▸ Your task
Leave every picture out and write out the records below exactly.

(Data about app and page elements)
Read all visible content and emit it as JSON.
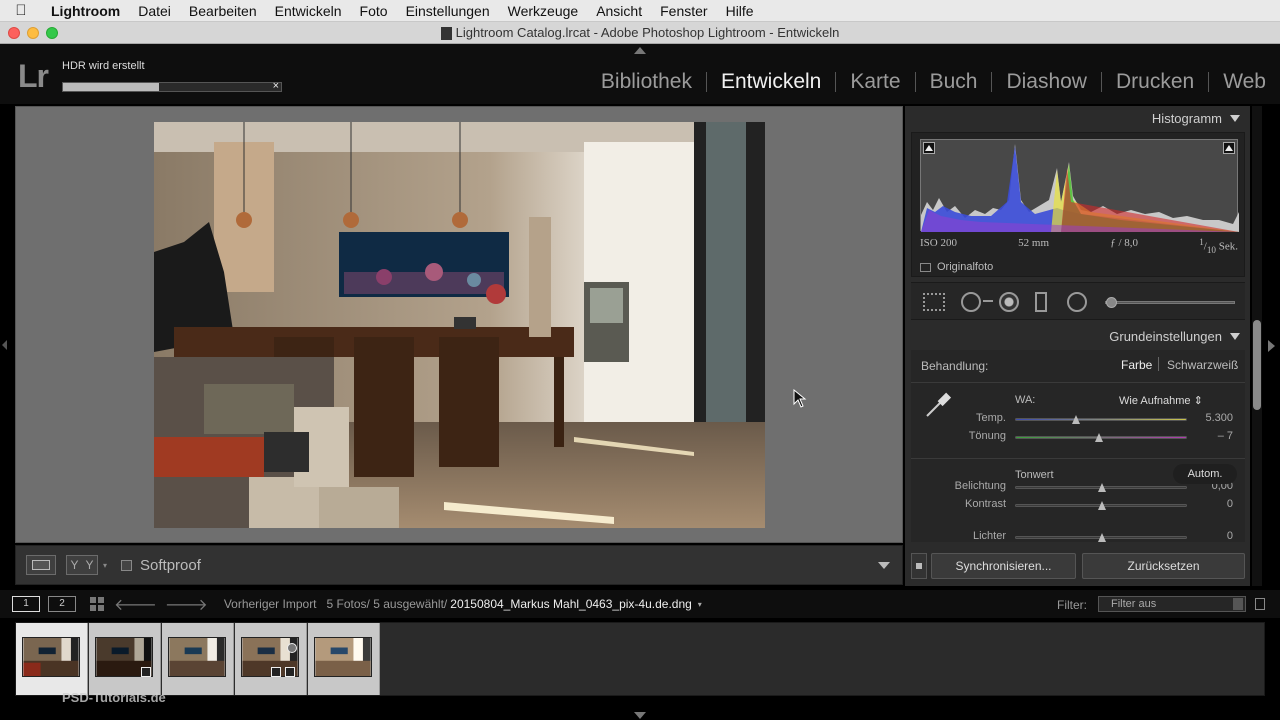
{
  "menubar": {
    "apple": "",
    "items": [
      "Lightroom",
      "Datei",
      "Bearbeiten",
      "Entwickeln",
      "Foto",
      "Einstellungen",
      "Werkzeuge",
      "Ansicht",
      "Fenster",
      "Hilfe"
    ]
  },
  "window": {
    "title": "Lightroom Catalog.lrcat - Adobe Photoshop Lightroom - Entwickeln"
  },
  "identity": {
    "logo": "Lr",
    "status_text": "HDR wird erstellt",
    "progress_fraction": 0.44,
    "progress_close": "×"
  },
  "modules": {
    "items": [
      "Bibliothek",
      "Entwickeln",
      "Karte",
      "Buch",
      "Diashow",
      "Drucken",
      "Web"
    ],
    "active": "Entwickeln"
  },
  "toolbar": {
    "yy_left": "Y",
    "yy_right": "Y",
    "yy_arrow": "▾",
    "softproof_label": "Softproof"
  },
  "histogram": {
    "header": "Histogramm",
    "iso": "ISO 200",
    "focal": "52 mm",
    "aperture": "ƒ / 8,0",
    "shutter_num": "1",
    "shutter_den": "10",
    "shutter_unit": "Sek.",
    "original_label": "Originalfoto"
  },
  "basic": {
    "header": "Grundeinstellungen",
    "treatment_label": "Behandlung:",
    "treatment_color": "Farbe",
    "treatment_bw": "Schwarzweiß",
    "wa_label": "WA:",
    "wa_value": "Wie Aufnahme",
    "wa_arrows": "⇕",
    "tone_label": "Tonwert",
    "auto_label": "Autom.",
    "sliders": [
      {
        "label": "Temp.",
        "value": "5.300",
        "pos": 0.35
      },
      {
        "label": "Tönung",
        "value": "– 7",
        "pos": 0.48
      },
      {
        "label": "Belichtung",
        "value": "0,00",
        "pos": 0.5
      },
      {
        "label": "Kontrast",
        "value": "0",
        "pos": 0.5
      },
      {
        "label": "Lichter",
        "value": "0",
        "pos": 0.5
      }
    ]
  },
  "actions": {
    "sync": "Synchronisieren...",
    "reset": "Zurücksetzen"
  },
  "filmnav": {
    "monitor1": "1",
    "monitor2": "2",
    "source": "Vorheriger Import",
    "count": "5 Fotos/ 5 ausgewählt/",
    "filename": "20150804_Markus Mahl_0463_pix-4u.de.dng",
    "file_arrow": "▾",
    "filter_label": "Filter:",
    "filter_value": "Filter aus"
  },
  "watermark": "PSD-Tutorials.de",
  "colors": {
    "accent": "#f0f0f0",
    "panel": "#2b2b2b",
    "center_bg": "#6f6f6f"
  }
}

▸ Reply to the exercise
Read all visible content and emit it as JSON.
{
  "menubar": {
    "apple": "",
    "items": [
      "Lightroom",
      "Datei",
      "Bearbeiten",
      "Entwickeln",
      "Foto",
      "Einstellungen",
      "Werkzeuge",
      "Ansicht",
      "Fenster",
      "Hilfe"
    ]
  },
  "window": {
    "title": "Lightroom Catalog.lrcat - Adobe Photoshop Lightroom - Entwickeln"
  },
  "identity": {
    "logo": "Lr",
    "status_text": "HDR wird erstellt",
    "progress_fraction": 0.44,
    "progress_close": "×"
  },
  "modules": {
    "items": [
      "Bibliothek",
      "Entwickeln",
      "Karte",
      "Buch",
      "Diashow",
      "Drucken",
      "Web"
    ],
    "active": "Entwickeln"
  },
  "toolbar": {
    "yy_left": "Y",
    "yy_right": "Y",
    "yy_arrow": "▾",
    "softproof_label": "Softproof"
  },
  "histogram": {
    "header": "Histogramm",
    "iso": "ISO 200",
    "focal": "52 mm",
    "aperture": "ƒ / 8,0",
    "shutter_num": "1",
    "shutter_den": "10",
    "shutter_unit": "Sek.",
    "original_label": "Originalfoto"
  },
  "basic": {
    "header": "Grundeinstellungen",
    "treatment_label": "Behandlung:",
    "treatment_color": "Farbe",
    "treatment_bw": "Schwarzweiß",
    "wa_label": "WA:",
    "wa_value": "Wie Aufnahme",
    "wa_arrows": "⇕",
    "tone_label": "Tonwert",
    "auto_label": "Autom.",
    "sliders": [
      {
        "label": "Temp.",
        "value": "5.300",
        "pos": 0.35
      },
      {
        "label": "Tönung",
        "value": "– 7",
        "pos": 0.48
      },
      {
        "label": "Belichtung",
        "value": "0,00",
        "pos": 0.5
      },
      {
        "label": "Kontrast",
        "value": "0",
        "pos": 0.5
      },
      {
        "label": "Lichter",
        "value": "0",
        "pos": 0.5
      }
    ]
  },
  "actions": {
    "sync": "Synchronisieren...",
    "reset": "Zurücksetzen"
  },
  "filmnav": {
    "monitor1": "1",
    "monitor2": "2",
    "source": "Vorheriger Import",
    "count": "5 Fotos/ 5 ausgewählt/",
    "filename": "20150804_Markus Mahl_0463_pix-4u.de.dng",
    "file_arrow": "▾",
    "filter_label": "Filter:",
    "filter_value": "Filter aus"
  },
  "watermark": "PSD-Tutorials.de",
  "colors": {
    "accent": "#f0f0f0",
    "panel": "#2b2b2b",
    "center_bg": "#6f6f6f"
  }
}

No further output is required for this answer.